And, if creating magical creatures out of scrap wasn’t enough, Jamie is also Co-Founder of Scotland’s first distilled alcohol-free spirit, Feragaia.
Now you seem to have many talents, where to begin!
Firstly, could you tell us a bit about James Wild Sculptures? When did you start creating your sculptures?
I started sculpting in 2009 in scrap metal, the majority of my subjects since have been wild animals. Originally inspired by the movement, I am now on a mission to raise awareness and funds to protect the wild parts of our planet and the amazing creatures that inhabit them.
What about James Wild Sculptures is important to you?
I feel very fortunate to be able to channel my creative energy and satisfy the curiosity I have for making things and natural forms.
Your ‘O N E W I L D ” exhibition was really inspiring. Could you tell us more about that?
Thank you for coming along! O N E W I L D was my first solo exhibition, two years in the making, featuring 10 sculptures that were sculpted in scrap metal and then cast in bronze. It ran for 6 weeks at The Arboretum, a member’s club just off Trafalgar Sq and was in support of Fauna & Flora International (FFI). FFI is the oldest conservation charity and runs many brilliant projects and initiatives around the world, O N E W I L D raised £11,000 – something I am very proud about.
Using scrap metal is a really creative way to be sustainable. Is being sustainable something that motivated you to use scrap metal?
It is a great medium, that is so varied and versatile. It seemed to me in 2009 that it was an abundant and exciting material to work with. Bonus of course is that you are upcycling, repurposing items that would otherwise go to waste.
What does sustainability mean to you?
A responsibility to change and improve the way we operate. To safeguard the future of our existence and live in balance with nature. ‘Leave only footprints’
Are you ever inspired by vintage or antique pieces?
Always an admirer of the craftsmanship and durability of antiques. Pieces that were made to stand the test of time, they hold such character and the stories they could tell!
Do you have a favourite vintage piece? Do you have a favourite piece of jewellery antique or new?
I have a tie pin that my grandpa gave me. Combining sentimentality with a an antique object makes it very special!
Which of our PI London pieces is your favourite and why?
The Roman Ring – Wearing a piece of jewellery from the ancient world blows my mind!
Now onto your latest venture, could you tell us all about Feragaia?
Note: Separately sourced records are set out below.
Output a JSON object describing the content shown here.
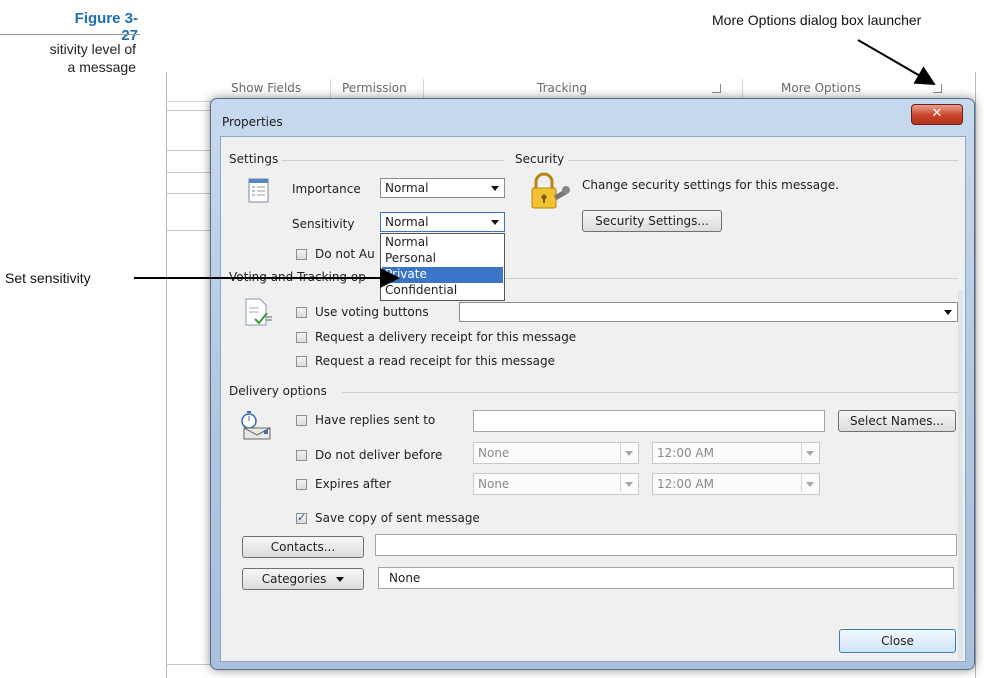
{
  "figure": {
    "number": "Figure 3-27",
    "caption_line1": "sitivity level of",
    "caption_line2": "a message"
  },
  "callouts": {
    "more_options_launcher": "More Options dialog box launcher",
    "set_sensitivity": "Set sensitivity"
  },
  "ribbon": {
    "show_fields": "Show Fields",
    "permission": "Permission",
    "tracking": "Tracking",
    "more_options": "More Options"
  },
  "dialog": {
    "title": "Properties",
    "close_glyph": "✕",
    "settings": {
      "label": "Settings",
      "importance_label": "Importance",
      "importance_value": "Normal",
      "sensitivity_label": "Sensitivity",
      "sensitivity_value": "Normal",
      "do_not_autoarchive_partial": "Do not Au"
    },
    "sensitivity_options": [
      "Normal",
      "Personal",
      "Private",
      "Confidential"
    ],
    "sensitivity_highlighted": "Private",
    "security": {
      "label": "Security",
      "text": "Change security settings for this message.",
      "button": "Security Settings..."
    },
    "voting": {
      "label_partial": "Voting and Tracking op",
      "use_voting_buttons": "Use voting buttons",
      "delivery_receipt": "Request a delivery receipt for this message",
      "read_receipt": "Request a read receipt for this message"
    },
    "delivery": {
      "label": "Delivery options",
      "have_replies_sent_to": "Have replies sent to",
      "select_names": "Select Names...",
      "do_not_deliver_before": "Do not deliver before",
      "deliver_date": "None",
      "deliver_time": "12:00 AM",
      "expires_after": "Expires after",
      "expires_date": "None",
      "expires_time": "12:00 AM",
      "save_copy": "Save copy of sent message",
      "save_copy_checked": true
    },
    "contacts_button": "Contacts...",
    "categories_button": "Categories",
    "categories_value": "None",
    "close_button": "Close"
  }
}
Feragaia is Scotland’s first distilled alcohol-free spirit. The drink brings together 14 land and sea botanicals to create a complex and satisfying alternative.
What was your motivation to start Feragaia?
The idea of a complex, confident and satisfying alcohol-free option really appealed. After working in alcohol for many years I felt strongly that the playing field needed to be levelled.
Where did the name come from?
My love and respect of ‘Wild Earth’ which is what Feragaia translates to from Latin and Greek.
Have you made efforts to be more sustainable in your production?
Yes, locally sourcing, 100% recyclable packaging and plastic free marketing materials. It is just the beginning…
Do you feel that more people are turning to an alcohol-free lifestyle?
Generally, it feels like more and more people are coming around to the idea. I think lockdown will have an interesting effect as well.
Does Feragaia have any health benefits?
Zero alcohol, zero sugar and lots of distilled natural botanicals that historically have been used in medicine. We don’t pitch it as a health drink, but it is certainly a healthy option.
What’s the next steps for Feragaia?
Build organically and patiently with great partners.
Favourite part of being a co-founder?
For me it comes back to the same reason I love sculpting. Creation and seeing something evolve into something from scratch.
Favourites Feragaia cocktail recipe to make at home?
Wild Gorse Mojito, made by a highlander and friend Tristan Cameron Harper. It’s a delicious! Recipe
- 50ml Feragaia
- 15ml lime juice
- 10 gorse flowers
- 5 mint leaves
- Tablespoon honey
- Topped with tonic
- Garnish – Gorse Flowers